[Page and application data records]
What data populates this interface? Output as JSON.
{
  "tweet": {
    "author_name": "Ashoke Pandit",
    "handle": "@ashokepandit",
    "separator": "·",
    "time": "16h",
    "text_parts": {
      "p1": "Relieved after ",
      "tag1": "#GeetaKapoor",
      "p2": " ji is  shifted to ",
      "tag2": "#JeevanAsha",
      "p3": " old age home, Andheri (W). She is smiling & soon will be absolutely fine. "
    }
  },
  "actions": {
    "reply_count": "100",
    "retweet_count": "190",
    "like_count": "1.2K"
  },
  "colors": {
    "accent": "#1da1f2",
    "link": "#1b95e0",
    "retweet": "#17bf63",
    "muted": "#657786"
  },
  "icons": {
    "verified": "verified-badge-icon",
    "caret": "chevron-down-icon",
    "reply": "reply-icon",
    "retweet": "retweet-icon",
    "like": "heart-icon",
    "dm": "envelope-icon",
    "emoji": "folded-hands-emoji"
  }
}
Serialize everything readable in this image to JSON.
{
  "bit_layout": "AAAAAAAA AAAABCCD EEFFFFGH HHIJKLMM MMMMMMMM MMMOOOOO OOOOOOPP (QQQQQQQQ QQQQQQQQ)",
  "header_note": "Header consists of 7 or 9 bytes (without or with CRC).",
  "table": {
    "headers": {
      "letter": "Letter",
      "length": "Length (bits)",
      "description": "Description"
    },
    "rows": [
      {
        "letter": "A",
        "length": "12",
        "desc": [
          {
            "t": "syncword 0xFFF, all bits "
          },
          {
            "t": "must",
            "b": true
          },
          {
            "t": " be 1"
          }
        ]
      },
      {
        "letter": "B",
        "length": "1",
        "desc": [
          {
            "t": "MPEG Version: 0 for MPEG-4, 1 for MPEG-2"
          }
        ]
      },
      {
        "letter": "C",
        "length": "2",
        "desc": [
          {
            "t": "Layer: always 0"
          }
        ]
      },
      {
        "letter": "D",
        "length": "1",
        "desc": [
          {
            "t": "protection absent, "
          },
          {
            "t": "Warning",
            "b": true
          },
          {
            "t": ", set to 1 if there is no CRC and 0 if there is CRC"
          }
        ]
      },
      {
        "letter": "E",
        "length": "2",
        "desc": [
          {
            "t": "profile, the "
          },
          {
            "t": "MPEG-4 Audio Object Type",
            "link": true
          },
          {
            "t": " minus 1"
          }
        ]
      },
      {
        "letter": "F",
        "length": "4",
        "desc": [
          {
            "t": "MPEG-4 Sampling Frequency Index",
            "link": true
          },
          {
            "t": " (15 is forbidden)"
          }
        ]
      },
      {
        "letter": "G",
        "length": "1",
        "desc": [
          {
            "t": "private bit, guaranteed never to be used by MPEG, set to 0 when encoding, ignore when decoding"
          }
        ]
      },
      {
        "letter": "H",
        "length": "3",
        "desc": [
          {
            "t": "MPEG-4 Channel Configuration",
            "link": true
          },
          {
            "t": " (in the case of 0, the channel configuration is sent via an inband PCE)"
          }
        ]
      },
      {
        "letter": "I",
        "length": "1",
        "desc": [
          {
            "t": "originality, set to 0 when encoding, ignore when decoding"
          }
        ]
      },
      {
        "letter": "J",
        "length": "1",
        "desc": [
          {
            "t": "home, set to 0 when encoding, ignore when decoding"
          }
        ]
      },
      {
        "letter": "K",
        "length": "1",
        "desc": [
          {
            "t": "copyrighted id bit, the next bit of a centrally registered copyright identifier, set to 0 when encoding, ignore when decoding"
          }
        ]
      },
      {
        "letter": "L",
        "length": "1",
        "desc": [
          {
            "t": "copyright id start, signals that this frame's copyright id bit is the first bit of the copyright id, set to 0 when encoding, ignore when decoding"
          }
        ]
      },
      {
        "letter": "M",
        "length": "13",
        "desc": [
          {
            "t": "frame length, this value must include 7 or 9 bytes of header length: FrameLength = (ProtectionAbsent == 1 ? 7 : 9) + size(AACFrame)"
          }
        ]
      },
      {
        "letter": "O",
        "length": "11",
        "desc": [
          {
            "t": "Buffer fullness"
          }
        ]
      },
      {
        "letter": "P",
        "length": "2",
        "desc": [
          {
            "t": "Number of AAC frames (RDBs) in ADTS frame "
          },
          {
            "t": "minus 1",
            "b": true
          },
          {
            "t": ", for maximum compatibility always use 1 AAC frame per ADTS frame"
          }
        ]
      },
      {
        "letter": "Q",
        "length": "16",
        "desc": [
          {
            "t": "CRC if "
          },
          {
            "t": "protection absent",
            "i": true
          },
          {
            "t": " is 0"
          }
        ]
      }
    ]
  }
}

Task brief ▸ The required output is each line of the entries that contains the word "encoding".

Result of this task ▸
            "t": "private bit, guaranteed never to be used by MPEG, set to 0 when encoding, ignore when decoding"
            "t": "originality, set to 0 when encoding, ignore when decoding"
            "t": "home, set to 0 when encoding, ignore when decoding"
            "t": "copyrighted id bit, the next bit of a centrally registered copyright identifier, set to 0 when encoding, ignore when decoding"
            "t": "copyright id start, signals that this frame's copyright id bit is the first bit of the copyright id, set to 0 when encoding, ignore when decoding"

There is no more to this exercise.